No pictures should be carried over. Output all other parts of the entries verbatim.
BEGIN
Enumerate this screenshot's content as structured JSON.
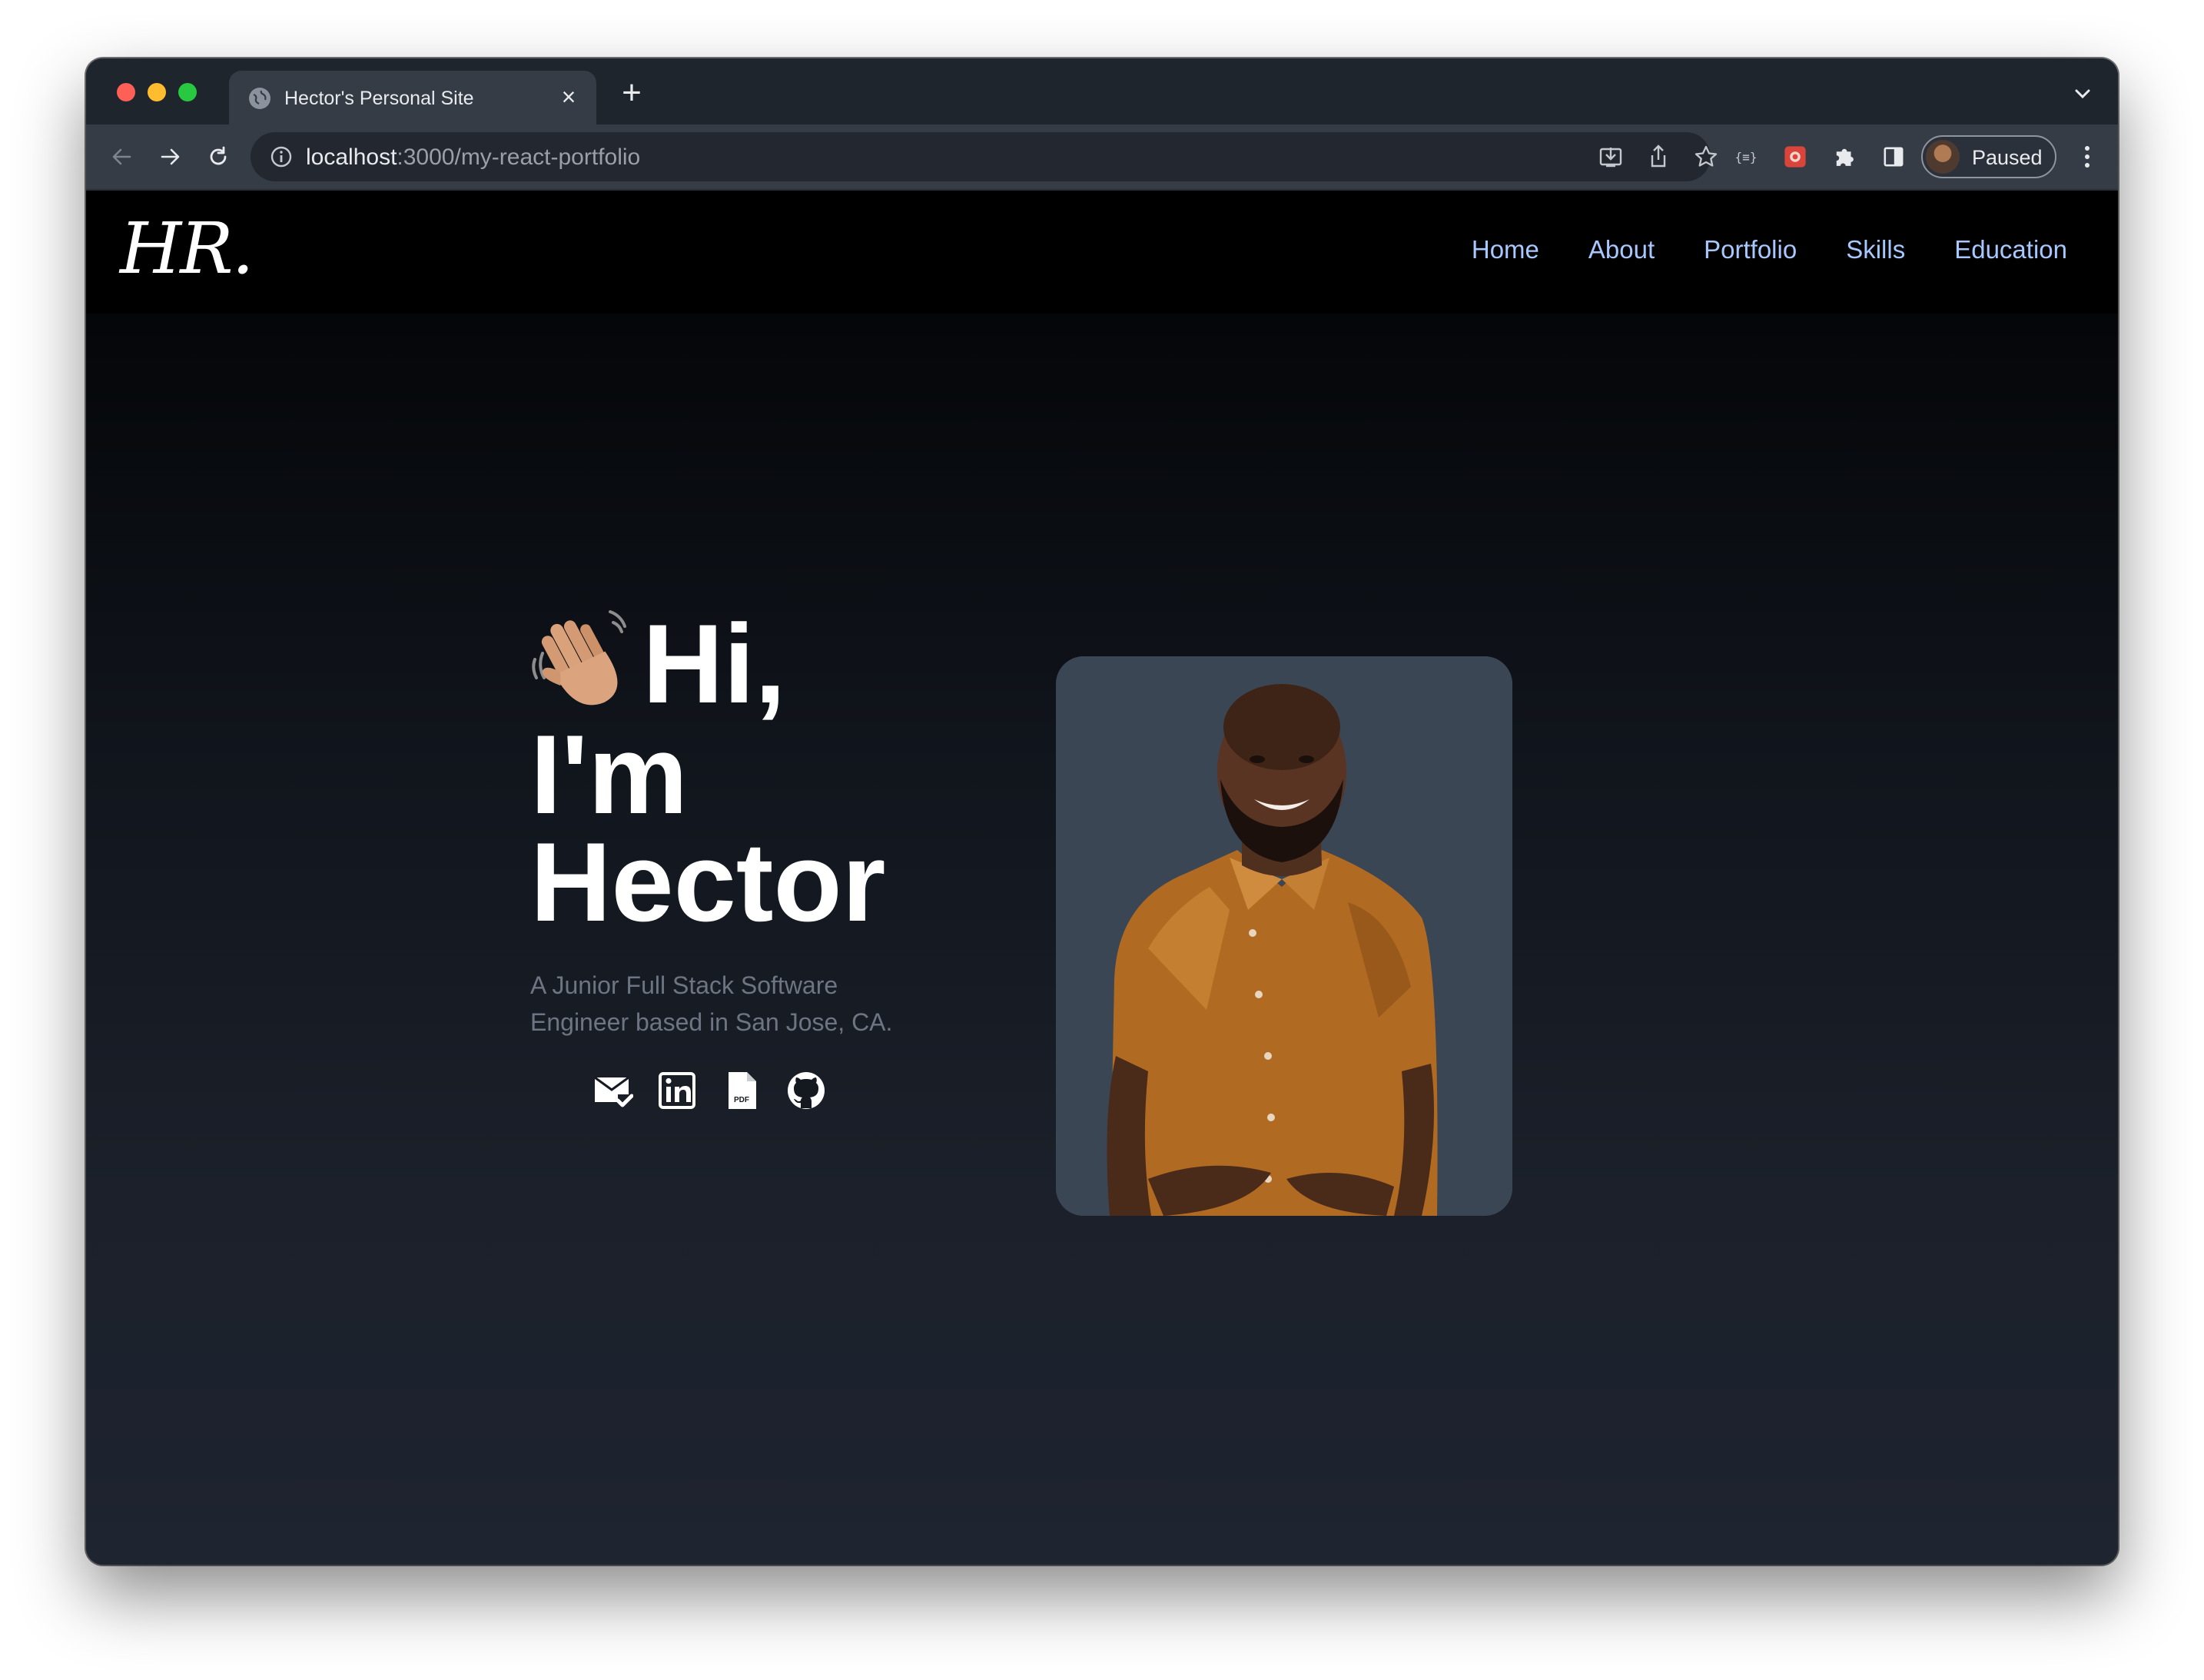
{
  "browser": {
    "tab_title": "Hector's Personal Site",
    "tab_close": "×",
    "new_tab": "+",
    "url_host": "localhost",
    "url_path": ":3000/my-react-portfolio",
    "profile_label": "Paused",
    "extension_label": "{≡}"
  },
  "site": {
    "logo": "HR.",
    "nav": [
      "Home",
      "About",
      "Portfolio",
      "Skills",
      "Education"
    ],
    "hero": {
      "greeting": "Hi,",
      "line2": "I'm",
      "line3": "Hector",
      "tagline": "A Junior Full Stack Software Engineer based in San Jose, CA."
    },
    "socials": [
      {
        "icon": "mail-check-icon"
      },
      {
        "icon": "linkedin-icon"
      },
      {
        "icon": "pdf-resume-icon",
        "label": "PDF"
      },
      {
        "icon": "github-icon"
      }
    ]
  },
  "colors": {
    "nav_link": "#a7c8ff",
    "page_bg_top": "#000000",
    "page_bg_bottom": "#1e2430",
    "portrait_bg": "#3b4655",
    "tagline": "#6e7582"
  }
}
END
▶ Completed exercise
Enumerate this screenshot's content as structured JSON.
{
  "browser": {
    "tab_title": "Hector's Personal Site",
    "tab_close": "×",
    "new_tab": "+",
    "url_host": "localhost",
    "url_path": ":3000/my-react-portfolio",
    "profile_label": "Paused",
    "extension_label": "{≡}"
  },
  "site": {
    "logo": "HR.",
    "nav": [
      "Home",
      "About",
      "Portfolio",
      "Skills",
      "Education"
    ],
    "hero": {
      "greeting": "Hi,",
      "line2": "I'm",
      "line3": "Hector",
      "tagline": "A Junior Full Stack Software Engineer based in San Jose, CA."
    },
    "socials": [
      {
        "icon": "mail-check-icon"
      },
      {
        "icon": "linkedin-icon"
      },
      {
        "icon": "pdf-resume-icon",
        "label": "PDF"
      },
      {
        "icon": "github-icon"
      }
    ]
  },
  "colors": {
    "nav_link": "#a7c8ff",
    "page_bg_top": "#000000",
    "page_bg_bottom": "#1e2430",
    "portrait_bg": "#3b4655",
    "tagline": "#6e7582"
  }
}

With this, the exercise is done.